Monday Musings: Should Bartman throw out the first pitch? Hell no. Unless...

Steve Bartman deflects a foul ball during the 2003 NLCS, in Chicago. (Associated Press)
Steve Bartman deflects a foul ball during the 2003 NLCS, in Chicago. (Associated Press)

There's a chance for some healing here. A chance for closure. But for whom, really?

There's been a movement afoot to have Steve Bartman throw out a first pitch at a Cubs' home game during the World Series but the man who has not ever sought some kind of cosmic payback - or a real one despite the offers - for the completely unacceptable wrath he endured in the wake of his infamous moment thirteen years ago is about as likely to accept an invitation as Donald Trump is to gracefully accept defeat at the polls.

For that, I say good on Bartman and I don't see how anyone couldn't understand. He won't do it and neither would I. A Steve Bartman appearance might ramp up the goodwill, but if he throws out a first pitch and the Cubs lose that night? Yikes.

Still, I can't help but fantasize about what a perfect Bartman pregame ceremony would look like.

It entails a helicopter landing in centre field with him emerging from it along with Eddie Vedder, Bill Murray, Bob Newhart, John Cusack, Barack Obama, Oprah and, sure, the ghost of Harry Caray.

They'd carry Bartman towards the infield where he'd see a long, long line of the people who'd abused and threatened him, tossed beer and all manner of repulsive invective his way. The people who made his life a living hell because he'd made a common baseball fan mistake that most of them - without the benefit of hindsight - would, themselves, have made too. (When you watch the video, below, wonder about just how lucky the man beside Bartman feels to this day, as he came that close to beating Bartman to the ball.)

They'd all line up, and as he approached each of them, they'd turn and bend over so he could give them all a swift kick to the arse, merrily skipping from one to another as Caray sang Take Me Out to the Ballgame.

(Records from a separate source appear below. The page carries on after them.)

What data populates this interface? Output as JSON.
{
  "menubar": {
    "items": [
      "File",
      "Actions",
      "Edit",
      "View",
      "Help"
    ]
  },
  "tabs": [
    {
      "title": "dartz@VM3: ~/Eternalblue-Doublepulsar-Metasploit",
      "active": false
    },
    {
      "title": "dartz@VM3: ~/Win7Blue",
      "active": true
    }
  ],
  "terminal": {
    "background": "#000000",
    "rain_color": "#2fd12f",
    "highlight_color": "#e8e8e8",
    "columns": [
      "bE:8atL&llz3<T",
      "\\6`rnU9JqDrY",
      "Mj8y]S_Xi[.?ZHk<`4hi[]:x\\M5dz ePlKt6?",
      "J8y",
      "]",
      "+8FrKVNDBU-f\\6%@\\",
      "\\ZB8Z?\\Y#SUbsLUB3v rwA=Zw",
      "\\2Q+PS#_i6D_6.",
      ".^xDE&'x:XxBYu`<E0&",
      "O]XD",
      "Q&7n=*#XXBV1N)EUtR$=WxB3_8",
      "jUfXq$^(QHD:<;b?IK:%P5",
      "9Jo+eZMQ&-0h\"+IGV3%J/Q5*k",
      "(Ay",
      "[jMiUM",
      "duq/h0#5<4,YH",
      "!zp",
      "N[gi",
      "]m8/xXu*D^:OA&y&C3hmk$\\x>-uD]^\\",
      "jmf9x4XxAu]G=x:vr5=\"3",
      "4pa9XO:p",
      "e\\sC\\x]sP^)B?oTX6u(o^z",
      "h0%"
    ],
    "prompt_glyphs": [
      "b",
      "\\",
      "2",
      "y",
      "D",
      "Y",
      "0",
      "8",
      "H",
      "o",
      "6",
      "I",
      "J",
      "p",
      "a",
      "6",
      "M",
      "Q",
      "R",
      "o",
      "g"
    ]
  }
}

All the while, a herd of goats would graze peacefully in left field.

That done, Bartman would pick up a ball lying near the mound, coolly toss it, in underhand fashion, to Cubs' catcher David Ross, blow a kiss to the roaring crowd and hop in a limo carrying Kanye West and a half-dozen supermodels. Cubs win. At least that night.

You know, closure. Healing.

Doesn't appear that Mr. Bartman wants or needs it, however.

For those who feel guilty or sympathetic about his poor treatment, don't look for his forgiveness; he doesn't owe it in a public display. For those who insist it is Bartman who owes the apology, I'd remind you that a whole hell of a lot had to go wrong for the Cubs to blow it that night back in 2003. An apology? Bartman certainly doesn't owe that either.

He wants to be left alone, so be it. At the very least, he's earned that.

That and a crowd-sourced NLCS Championship ring, delivered to his home.

By helicopter, of course.